TASK PROMPT:
Which lines of the data contain the string "annotation"? Copy every one of them.

---------- DATA SUPPLIED

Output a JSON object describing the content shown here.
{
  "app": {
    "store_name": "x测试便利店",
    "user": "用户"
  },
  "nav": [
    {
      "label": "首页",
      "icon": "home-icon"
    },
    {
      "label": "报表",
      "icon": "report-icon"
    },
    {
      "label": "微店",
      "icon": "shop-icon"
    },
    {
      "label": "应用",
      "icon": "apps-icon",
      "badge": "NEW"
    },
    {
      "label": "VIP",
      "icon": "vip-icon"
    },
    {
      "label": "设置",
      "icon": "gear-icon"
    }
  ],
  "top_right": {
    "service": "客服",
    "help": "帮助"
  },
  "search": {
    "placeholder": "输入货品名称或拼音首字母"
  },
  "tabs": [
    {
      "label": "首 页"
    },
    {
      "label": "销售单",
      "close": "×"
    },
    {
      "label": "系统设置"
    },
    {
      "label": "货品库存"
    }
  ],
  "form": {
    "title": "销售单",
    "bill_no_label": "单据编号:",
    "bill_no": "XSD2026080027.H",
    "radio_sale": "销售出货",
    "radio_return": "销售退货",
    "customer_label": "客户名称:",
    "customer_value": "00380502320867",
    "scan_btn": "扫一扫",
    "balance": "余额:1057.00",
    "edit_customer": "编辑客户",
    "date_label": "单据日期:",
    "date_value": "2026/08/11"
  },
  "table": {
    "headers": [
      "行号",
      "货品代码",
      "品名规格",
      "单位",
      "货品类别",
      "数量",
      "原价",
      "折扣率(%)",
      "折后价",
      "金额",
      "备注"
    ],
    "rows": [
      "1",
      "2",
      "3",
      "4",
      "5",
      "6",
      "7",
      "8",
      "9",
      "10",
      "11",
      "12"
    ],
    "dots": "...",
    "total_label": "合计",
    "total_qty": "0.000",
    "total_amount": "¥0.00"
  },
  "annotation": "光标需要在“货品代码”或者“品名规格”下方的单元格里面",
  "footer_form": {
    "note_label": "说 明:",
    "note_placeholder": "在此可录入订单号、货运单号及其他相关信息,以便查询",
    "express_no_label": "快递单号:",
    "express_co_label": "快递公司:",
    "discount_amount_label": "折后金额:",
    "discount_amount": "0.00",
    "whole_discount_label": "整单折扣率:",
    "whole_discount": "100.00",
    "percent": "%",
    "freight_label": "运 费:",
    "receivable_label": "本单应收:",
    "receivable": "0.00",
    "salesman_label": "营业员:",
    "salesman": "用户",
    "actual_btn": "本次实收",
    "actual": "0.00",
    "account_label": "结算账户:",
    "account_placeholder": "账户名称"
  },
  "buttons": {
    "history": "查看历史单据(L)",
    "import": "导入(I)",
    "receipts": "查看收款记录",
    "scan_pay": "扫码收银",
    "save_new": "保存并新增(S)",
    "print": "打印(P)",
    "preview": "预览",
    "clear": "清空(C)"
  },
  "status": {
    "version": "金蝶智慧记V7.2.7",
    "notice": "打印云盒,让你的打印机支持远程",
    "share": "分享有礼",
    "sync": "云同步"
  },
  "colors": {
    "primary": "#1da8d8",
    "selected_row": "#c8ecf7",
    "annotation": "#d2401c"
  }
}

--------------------
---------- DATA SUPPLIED

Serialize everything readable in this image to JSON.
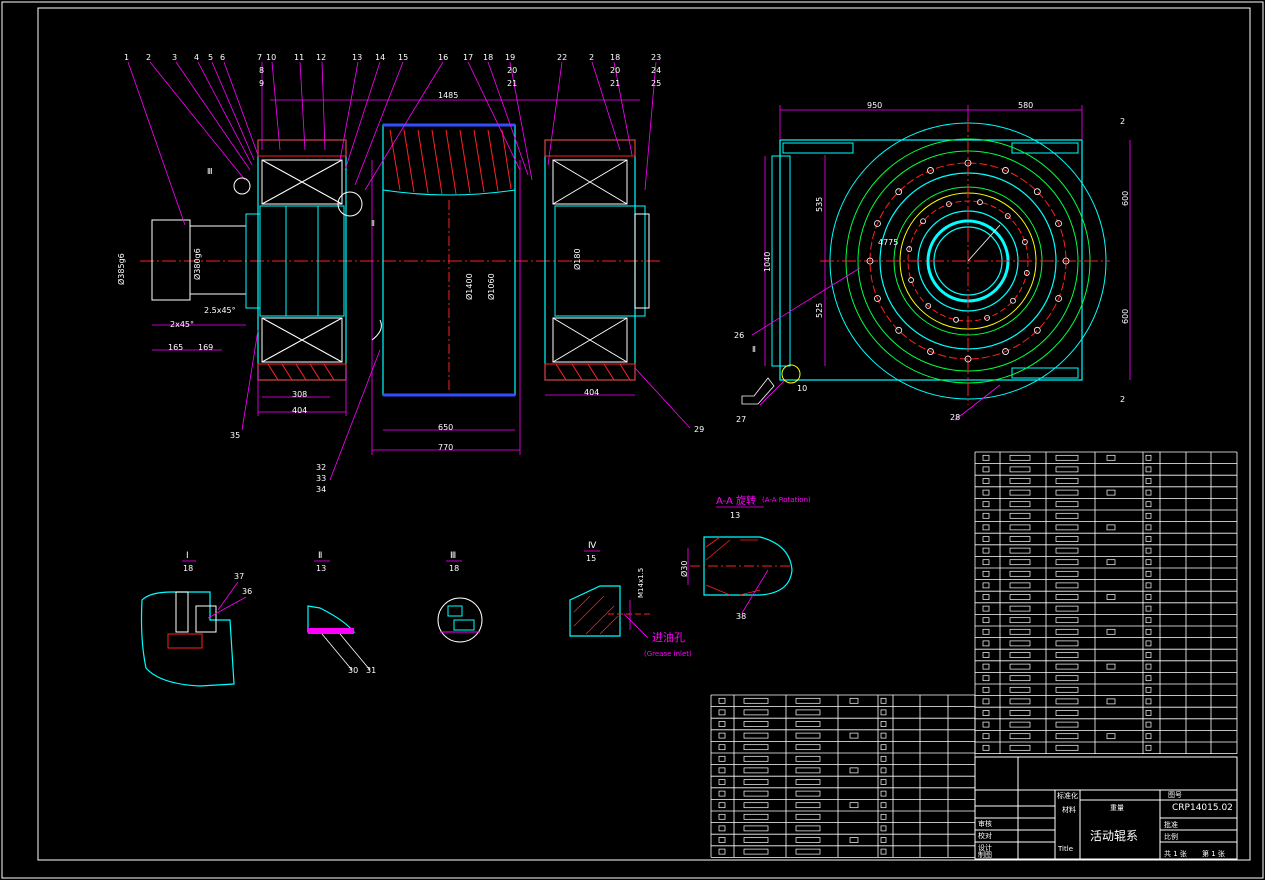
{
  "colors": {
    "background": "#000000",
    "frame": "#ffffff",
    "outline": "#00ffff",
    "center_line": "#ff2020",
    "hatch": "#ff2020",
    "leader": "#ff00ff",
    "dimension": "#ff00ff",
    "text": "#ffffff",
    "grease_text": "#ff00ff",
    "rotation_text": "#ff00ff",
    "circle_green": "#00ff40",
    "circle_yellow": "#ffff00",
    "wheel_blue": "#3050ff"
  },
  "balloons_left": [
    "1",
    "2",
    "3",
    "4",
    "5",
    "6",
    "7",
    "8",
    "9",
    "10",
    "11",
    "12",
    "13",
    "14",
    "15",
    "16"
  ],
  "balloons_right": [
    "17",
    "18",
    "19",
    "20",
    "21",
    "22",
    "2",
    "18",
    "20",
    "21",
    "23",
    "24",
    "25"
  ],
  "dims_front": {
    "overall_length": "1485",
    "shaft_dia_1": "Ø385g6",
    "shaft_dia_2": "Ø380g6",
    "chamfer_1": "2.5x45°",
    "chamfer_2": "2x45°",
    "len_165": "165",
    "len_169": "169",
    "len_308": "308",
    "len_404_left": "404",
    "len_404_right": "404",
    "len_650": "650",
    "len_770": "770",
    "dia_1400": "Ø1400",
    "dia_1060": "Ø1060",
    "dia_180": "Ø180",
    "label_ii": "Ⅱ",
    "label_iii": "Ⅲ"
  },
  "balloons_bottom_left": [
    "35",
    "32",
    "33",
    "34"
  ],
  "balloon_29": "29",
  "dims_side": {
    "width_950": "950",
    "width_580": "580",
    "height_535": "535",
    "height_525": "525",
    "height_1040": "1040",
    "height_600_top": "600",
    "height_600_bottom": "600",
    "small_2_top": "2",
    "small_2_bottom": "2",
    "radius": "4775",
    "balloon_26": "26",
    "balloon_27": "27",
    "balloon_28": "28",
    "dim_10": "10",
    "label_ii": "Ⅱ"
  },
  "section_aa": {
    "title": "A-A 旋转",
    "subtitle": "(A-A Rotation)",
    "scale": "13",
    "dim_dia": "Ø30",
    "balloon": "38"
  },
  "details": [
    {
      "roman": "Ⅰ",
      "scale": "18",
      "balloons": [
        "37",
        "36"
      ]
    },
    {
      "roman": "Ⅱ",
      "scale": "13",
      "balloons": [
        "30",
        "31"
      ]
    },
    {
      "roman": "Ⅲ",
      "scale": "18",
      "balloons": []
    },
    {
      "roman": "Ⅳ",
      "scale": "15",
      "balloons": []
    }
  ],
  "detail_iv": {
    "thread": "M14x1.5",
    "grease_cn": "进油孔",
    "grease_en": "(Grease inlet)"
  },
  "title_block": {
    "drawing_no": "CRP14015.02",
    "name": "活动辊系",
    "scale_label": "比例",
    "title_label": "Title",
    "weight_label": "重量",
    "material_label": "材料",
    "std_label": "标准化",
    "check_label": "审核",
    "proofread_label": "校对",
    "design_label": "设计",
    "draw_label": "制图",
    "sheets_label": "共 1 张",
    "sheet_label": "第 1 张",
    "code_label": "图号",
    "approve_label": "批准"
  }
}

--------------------

WRITTEN RESPONSE:
  "annotation": "光标需要在“货品代码”或者“品名规格”下方的单元格里面",
    "annotation": "#d2401c"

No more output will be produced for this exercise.